◆ **Assignment**: Print the data below exactly as it appears.

◆ **Supplied entries**:
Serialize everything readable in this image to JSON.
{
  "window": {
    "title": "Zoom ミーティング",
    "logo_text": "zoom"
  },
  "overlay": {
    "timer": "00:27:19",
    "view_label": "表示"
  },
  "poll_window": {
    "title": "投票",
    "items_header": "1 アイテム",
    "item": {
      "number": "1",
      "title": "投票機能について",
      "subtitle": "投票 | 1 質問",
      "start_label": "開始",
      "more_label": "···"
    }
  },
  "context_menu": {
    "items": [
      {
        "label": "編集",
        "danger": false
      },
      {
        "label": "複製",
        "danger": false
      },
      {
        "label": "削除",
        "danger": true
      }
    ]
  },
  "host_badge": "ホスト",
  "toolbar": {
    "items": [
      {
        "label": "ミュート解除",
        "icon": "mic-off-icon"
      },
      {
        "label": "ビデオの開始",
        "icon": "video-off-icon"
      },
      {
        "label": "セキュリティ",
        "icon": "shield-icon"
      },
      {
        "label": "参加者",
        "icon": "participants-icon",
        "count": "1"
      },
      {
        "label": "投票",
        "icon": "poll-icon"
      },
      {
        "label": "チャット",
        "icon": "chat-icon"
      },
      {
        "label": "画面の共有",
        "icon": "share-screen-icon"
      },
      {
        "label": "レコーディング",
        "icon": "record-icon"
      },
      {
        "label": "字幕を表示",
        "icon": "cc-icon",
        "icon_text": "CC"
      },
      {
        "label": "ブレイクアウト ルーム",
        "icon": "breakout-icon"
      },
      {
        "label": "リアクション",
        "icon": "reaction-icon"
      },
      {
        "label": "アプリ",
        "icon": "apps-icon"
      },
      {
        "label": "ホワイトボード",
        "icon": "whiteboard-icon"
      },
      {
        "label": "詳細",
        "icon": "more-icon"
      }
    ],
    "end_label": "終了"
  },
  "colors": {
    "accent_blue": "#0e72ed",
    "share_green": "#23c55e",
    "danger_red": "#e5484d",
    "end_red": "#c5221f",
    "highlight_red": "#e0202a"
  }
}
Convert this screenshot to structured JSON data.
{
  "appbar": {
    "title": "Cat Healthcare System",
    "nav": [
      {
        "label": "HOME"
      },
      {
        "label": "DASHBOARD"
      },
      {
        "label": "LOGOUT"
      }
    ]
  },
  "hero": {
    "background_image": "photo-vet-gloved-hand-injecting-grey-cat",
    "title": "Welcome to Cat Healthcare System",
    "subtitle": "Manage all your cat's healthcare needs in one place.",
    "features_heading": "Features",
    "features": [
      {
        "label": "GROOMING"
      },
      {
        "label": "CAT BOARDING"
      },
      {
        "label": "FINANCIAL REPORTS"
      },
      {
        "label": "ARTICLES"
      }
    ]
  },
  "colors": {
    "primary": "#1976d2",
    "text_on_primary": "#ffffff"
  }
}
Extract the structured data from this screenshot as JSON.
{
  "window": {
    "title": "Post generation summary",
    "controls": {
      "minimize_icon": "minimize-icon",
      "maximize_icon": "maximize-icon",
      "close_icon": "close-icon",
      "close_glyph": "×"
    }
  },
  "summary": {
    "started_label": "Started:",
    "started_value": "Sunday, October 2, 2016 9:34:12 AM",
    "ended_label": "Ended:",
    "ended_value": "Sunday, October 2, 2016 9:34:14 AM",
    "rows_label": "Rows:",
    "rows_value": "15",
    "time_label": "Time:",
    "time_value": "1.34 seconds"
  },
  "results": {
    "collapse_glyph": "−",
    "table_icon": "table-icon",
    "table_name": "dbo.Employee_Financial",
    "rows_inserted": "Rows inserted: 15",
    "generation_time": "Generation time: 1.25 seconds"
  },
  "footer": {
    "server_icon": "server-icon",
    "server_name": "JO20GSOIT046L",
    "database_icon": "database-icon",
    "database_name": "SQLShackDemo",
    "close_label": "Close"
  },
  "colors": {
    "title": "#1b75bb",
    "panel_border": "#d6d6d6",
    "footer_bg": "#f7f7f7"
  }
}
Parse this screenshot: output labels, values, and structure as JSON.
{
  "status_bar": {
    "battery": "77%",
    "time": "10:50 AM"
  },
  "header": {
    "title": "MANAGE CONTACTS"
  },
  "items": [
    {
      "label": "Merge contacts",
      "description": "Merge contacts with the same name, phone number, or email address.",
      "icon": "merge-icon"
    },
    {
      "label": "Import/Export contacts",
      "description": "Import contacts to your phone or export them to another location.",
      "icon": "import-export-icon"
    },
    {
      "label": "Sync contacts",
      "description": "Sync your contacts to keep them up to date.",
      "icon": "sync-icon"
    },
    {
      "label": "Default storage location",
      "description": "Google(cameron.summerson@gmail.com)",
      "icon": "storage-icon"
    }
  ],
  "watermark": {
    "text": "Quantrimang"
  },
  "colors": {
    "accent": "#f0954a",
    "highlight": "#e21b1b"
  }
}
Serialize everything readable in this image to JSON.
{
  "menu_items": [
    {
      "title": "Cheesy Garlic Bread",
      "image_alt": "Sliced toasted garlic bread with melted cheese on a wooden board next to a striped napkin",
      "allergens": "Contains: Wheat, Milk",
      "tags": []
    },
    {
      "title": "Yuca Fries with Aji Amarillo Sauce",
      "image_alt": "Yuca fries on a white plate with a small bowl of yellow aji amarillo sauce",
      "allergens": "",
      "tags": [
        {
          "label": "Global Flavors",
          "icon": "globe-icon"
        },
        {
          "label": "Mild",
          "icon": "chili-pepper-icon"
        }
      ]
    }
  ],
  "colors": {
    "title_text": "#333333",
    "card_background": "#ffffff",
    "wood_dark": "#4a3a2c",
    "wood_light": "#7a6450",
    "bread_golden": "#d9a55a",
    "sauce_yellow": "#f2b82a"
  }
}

◆ **Expected answer**:
Serialize everything readable in this image to JSON.
{
  "window": {
    "title": "Zoom ミーティング",
    "logo_text": "zoom"
  },
  "overlay": {
    "timer": "00:27:19",
    "view_label": "表示"
  },
  "poll_window": {
    "title": "投票",
    "items_header": "1 アイテム",
    "item": {
      "number": "1",
      "title": "投票機能について",
      "subtitle": "投票 | 1 質問",
      "start_label": "開始",
      "more_label": "···"
    }
  },
  "context_menu": {
    "items": [
      {
        "label": "編集",
        "danger": false
      },
      {
        "label": "複製",
        "danger": false
      },
      {
        "label": "削除",
        "danger": true
      }
    ]
  },
  "host_badge": "ホスト",
  "toolbar": {
    "items": [
      {
        "label": "ミュート解除",
        "icon": "mic-off-icon"
      },
      {
        "label": "ビデオの開始",
        "icon": "video-off-icon"
      },
      {
        "label": "セキュリティ",
        "icon": "shield-icon"
      },
      {
        "label": "参加者",
        "icon": "participants-icon",
        "count": "1"
      },
      {
        "label": "投票",
        "icon": "poll-icon"
      },
      {
        "label": "チャット",
        "icon": "chat-icon"
      },
      {
        "label": "画面の共有",
        "icon": "share-screen-icon"
      },
      {
        "label": "レコーディング",
        "icon": "record-icon"
      },
      {
        "label": "字幕を表示",
        "icon": "cc-icon",
        "icon_text": "CC"
      },
      {
        "label": "ブレイクアウト ルーム",
        "icon": "breakout-icon"
      },
      {
        "label": "リアクション",
        "icon": "reaction-icon"
      },
      {
        "label": "アプリ",
        "icon": "apps-icon"
      },
      {
        "label": "ホワイトボード",
        "icon": "whiteboard-icon"
      },
      {
        "label": "詳細",
        "icon": "more-icon"
      }
    ],
    "end_label": "終了"
  },
  "colors": {
    "accent_blue": "#0e72ed",
    "share_green": "#23c55e",
    "danger_red": "#e5484d",
    "end_red": "#c5221f",
    "highlight_red": "#e0202a"
  }
}
Convert this screenshot to structured JSON data.
{
  "appbar": {
    "title": "Cat Healthcare System",
    "nav": [
      {
        "label": "HOME"
      },
      {
        "label": "DASHBOARD"
      },
      {
        "label": "LOGOUT"
      }
    ]
  },
  "hero": {
    "background_image": "photo-vet-gloved-hand-injecting-grey-cat",
    "title": "Welcome to Cat Healthcare System",
    "subtitle": "Manage all your cat's healthcare needs in one place.",
    "features_heading": "Features",
    "features": [
      {
        "label": "GROOMING"
      },
      {
        "label": "CAT BOARDING"
      },
      {
        "label": "FINANCIAL REPORTS"
      },
      {
        "label": "ARTICLES"
      }
    ]
  },
  "colors": {
    "primary": "#1976d2",
    "text_on_primary": "#ffffff"
  }
}
Extract the structured data from this screenshot as JSON.
{
  "window": {
    "title": "Post generation summary",
    "controls": {
      "minimize_icon": "minimize-icon",
      "maximize_icon": "maximize-icon",
      "close_icon": "close-icon",
      "close_glyph": "×"
    }
  },
  "summary": {
    "started_label": "Started:",
    "started_value": "Sunday, October 2, 2016 9:34:12 AM",
    "ended_label": "Ended:",
    "ended_value": "Sunday, October 2, 2016 9:34:14 AM",
    "rows_label": "Rows:",
    "rows_value": "15",
    "time_label": "Time:",
    "time_value": "1.34 seconds"
  },
  "results": {
    "collapse_glyph": "−",
    "table_icon": "table-icon",
    "table_name": "dbo.Employee_Financial",
    "rows_inserted": "Rows inserted: 15",
    "generation_time": "Generation time: 1.25 seconds"
  },
  "footer": {
    "server_icon": "server-icon",
    "server_name": "JO20GSOIT046L",
    "database_icon": "database-icon",
    "database_name": "SQLShackDemo",
    "close_label": "Close"
  },
  "colors": {
    "title": "#1b75bb",
    "panel_border": "#d6d6d6",
    "footer_bg": "#f7f7f7"
  }
}
Parse this screenshot: output labels, values, and structure as JSON.
{
  "status_bar": {
    "battery": "77%",
    "time": "10:50 AM"
  },
  "header": {
    "title": "MANAGE CONTACTS"
  },
  "items": [
    {
      "label": "Merge contacts",
      "description": "Merge contacts with the same name, phone number, or email address.",
      "icon": "merge-icon"
    },
    {
      "label": "Import/Export contacts",
      "description": "Import contacts to your phone or export them to another location.",
      "icon": "import-export-icon"
    },
    {
      "label": "Sync contacts",
      "description": "Sync your contacts to keep them up to date.",
      "icon": "sync-icon"
    },
    {
      "label": "Default storage location",
      "description": "Google(cameron.summerson@gmail.com)",
      "icon": "storage-icon"
    }
  ],
  "watermark": {
    "text": "Quantrimang"
  },
  "colors": {
    "accent": "#f0954a",
    "highlight": "#e21b1b"
  }
}
Serialize everything readable in this image to JSON.
{
  "menu_items": [
    {
      "title": "Cheesy Garlic Bread",
      "image_alt": "Sliced toasted garlic bread with melted cheese on a wooden board next to a striped napkin",
      "allergens": "Contains: Wheat, Milk",
      "tags": []
    },
    {
      "title": "Yuca Fries with Aji Amarillo Sauce",
      "image_alt": "Yuca fries on a white plate with a small bowl of yellow aji amarillo sauce",
      "allergens": "",
      "tags": [
        {
          "label": "Global Flavors",
          "icon": "globe-icon"
        },
        {
          "label": "Mild",
          "icon": "chili-pepper-icon"
        }
      ]
    }
  ],
  "colors": {
    "title_text": "#333333",
    "card_background": "#ffffff",
    "wood_dark": "#4a3a2c",
    "wood_light": "#7a6450",
    "bread_golden": "#d9a55a",
    "sauce_yellow": "#f2b82a"
  }
}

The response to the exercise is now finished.